Blending complex composition and ethereal soundscapes, Yaatri tempt you down an introspective path with their captivating music.
You’ve mentioned your sound is intended to ‘capture the heart and mind’. Could you elaborate on this?
Liam: I came across a lovely quote somewhere that said if art is decorating space then music is
decorating time. Time is one the basic building blocks of music, and one big part of our music is how we play with rhythm and groove.
Jona: Despite our music’s intricacies, we’re writing for everyone and want anyone to be able to connect with it emotionally.
You blend a lot of influences into your music, such as Indian rhythms and Scandinavian jazz. Do you have a personal connection to these influences?
L: Having spent my entire childhood moving between cities in Asia, Africa and Europe, one of the only cultural and geographical constants in my life was my connection to India. I’ve realised my Indian heritage is a big part of who I am and India’s music has started to resonate with me deeply. My friend Zuheb Ahmed Khan (who features on our EP) introduced me to some Indian rhythmic concepts which we’ve incorporated into our own music. The Scandinavian jazz tradition is characterized by a delicate, introverted and collaborative sound, and I think you could use any of those words to describe Yaatri. It’s not necessarily a soloist-oriented vein of jazz, it’s about how everyone’s parts work together to serve the music.
Your single ‘Waiting on the Sun’ was featured in Rolling Stone India. How did it feel to have such international recognition?
L: “Waiting on the Sun” is an important song for us; it was the very first idea we played
together and how we figured out our sound. To see it mentioned by anyone is an amazing feeling, but seeing it discussed so positively in something as big as Rolling Stone was a very proud moment.
Felix: It’s a real privilege to have people hear your music. Hearing their thoughts justifies all the hard work put in.
What can people expect from your debut EP?
L: The core of every track was recorded live. Its the sound of people trying to figure out who they are, and in the process created something new.

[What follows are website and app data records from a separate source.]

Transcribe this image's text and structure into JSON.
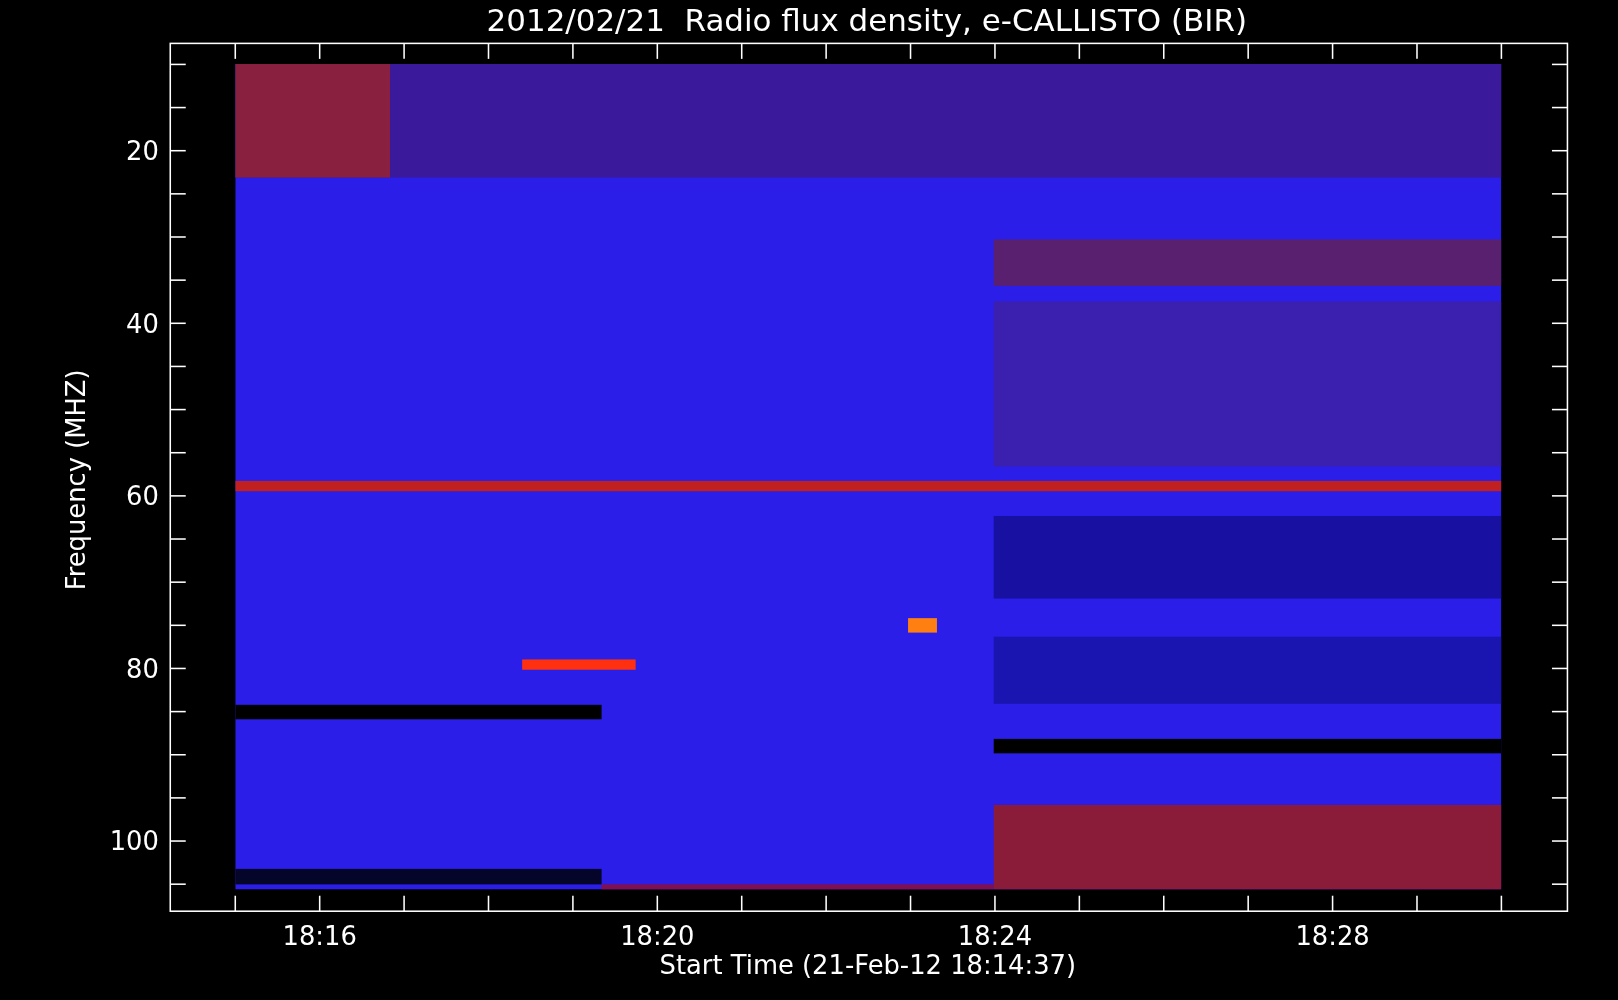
{
  "plot": {
    "title": "2012/02/21  Radio flux density, e-CALLISTO (BIR)",
    "x_axis": {
      "label": "Start Time (21-Feb-12 18:14:37)",
      "tick_labels": [
        "18:16",
        "18:20",
        "18:24",
        "18:28"
      ]
    },
    "y_axis": {
      "label": "Frequency (MHZ)",
      "tick_labels": [
        "20",
        "40",
        "60",
        "80",
        "100"
      ]
    }
  }
}
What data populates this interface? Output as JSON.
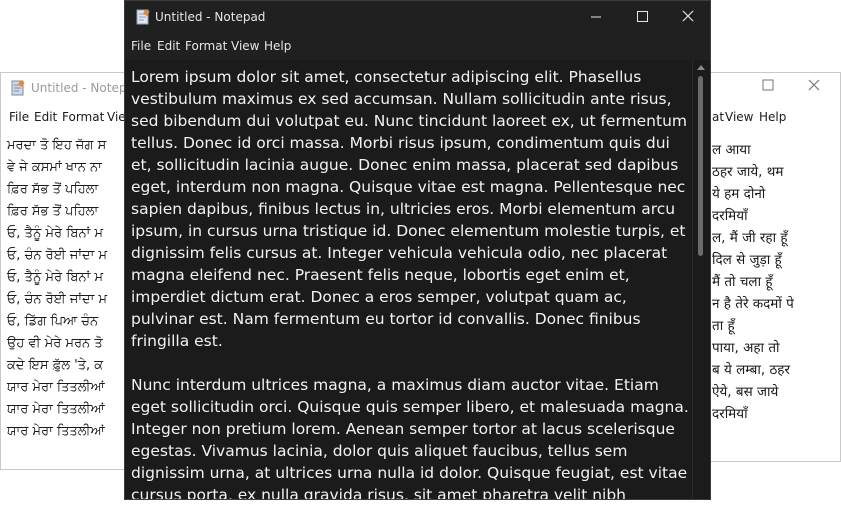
{
  "left_window": {
    "title": "Untitled - Notepad",
    "menu": [
      "File",
      "Edit",
      "Format",
      "View"
    ],
    "lines": [
      "ਮਰਦਾ ਤੋ ਇਹ ਜੱਗ ਸ",
      "ਵੇ ਜੇ ਕਸਮਾਂ ਖਾਨ ਨਾ",
      "ਫ਼ਿਰ ਸੱਭ ਤੋਂ ਪਹਿਲਾ",
      "ਫ਼ਿਰ ਸੱਭ ਤੋਂ ਪਹਿਲਾ",
      "ਓ, ਤੈਨੂੰ ਮੇਰੇ ਬਿਨਾਂ ਮ",
      "ਓ, ਚੰਨ ਰੋਈ ਜਾਂਦਾ ਮ",
      "ਓ, ਤੈਨੂੰ ਮੇਰੇ ਬਿਨਾਂ ਮ",
      "ਓ, ਚੰਨ ਰੋਈ ਜਾਂਦਾ ਮ",
      "ਓ, ਡਿੱਗ ਪਿਆ ਚੰਨ",
      "ਉਹ ਵੀ ਮੇਰੇ ਮਰਨ ਤੋ",
      "ਕਦੇ ਇਸ ਫ਼ੁੱਲ 'ਤੇ, ਕ",
      "ਯਾਰ ਮੇਰਾ ਤਿਤਲੀਆਂ",
      "ਯਾਰ ਮੇਰਾ ਤਿਤਲੀਆਂ",
      "ਯਾਰ ਮੇਰਾ ਤਿਤਲੀਆਂ"
    ]
  },
  "right_window": {
    "menu": [
      "at",
      "View",
      "Help"
    ],
    "lines": [
      "ल आया",
      "ठहर जाये, थम",
      "ये हम दोनो",
      "दरमियाँ",
      "ल, मैं जी रहा हूँ",
      "दिल से जुड़ा हूँ",
      "मैं तो चला हूँ",
      "न है तेरे कदमों पे",
      "ता हूँ",
      "पाया, अहा तो",
      "ब ये लम्बा, ठहर",
      "ऐये, बस जाये",
      "दरमियाँ"
    ]
  },
  "front_window": {
    "title": "Untitled - Notepad",
    "menu": [
      "File",
      "Edit",
      "Format",
      "View",
      "Help"
    ],
    "paragraphs": [
      "Lorem ipsum dolor sit amet, consectetur adipiscing elit. Phasellus vestibulum maximus ex sed accumsan. Nullam sollicitudin ante risus, sed bibendum dui volutpat eu. Nunc tincidunt laoreet ex, ut fermentum tellus. Donec id orci massa. Morbi risus ipsum, condimentum quis dui et, sollicitudin lacinia augue. Donec enim massa, placerat sed dapibus eget, interdum non magna. Quisque vitae est magna. Pellentesque nec sapien dapibus, finibus lectus in, ultricies eros. Morbi elementum arcu ipsum, in cursus urna tristique id. Donec elementum molestie turpis, et dignissim felis cursus at. Integer vehicula vehicula odio, nec placerat magna eleifend nec. Praesent felis neque, lobortis eget enim et, imperdiet dictum erat. Donec a eros semper, volutpat quam ac, pulvinar est. Nam fermentum eu tortor id convallis. Donec finibus fringilla est.",
      "Nunc interdum ultrices magna, a maximus diam auctor vitae. Etiam eget sollicitudin orci. Quisque quis semper libero, et malesuada magna. Integer non pretium lorem. Aenean semper tortor at lacus scelerisque egestas. Vivamus lacinia, dolor quis aliquet faucibus, tellus sem dignissim urna, at ultrices urna nulla id dolor. Quisque feugiat, est vitae cursus porta, ex nulla gravida risus, sit amet pharetra velit nibh"
    ]
  },
  "colors": {
    "dark_bg": "#1b1b1b",
    "dark_titlebar": "#202020",
    "dark_text": "#f2f2f2",
    "light_bg": "#ffffff"
  }
}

Beth: It’s something different, something very honest, warm and heart moving, whilst still making you want to headbang to the heavy riddems.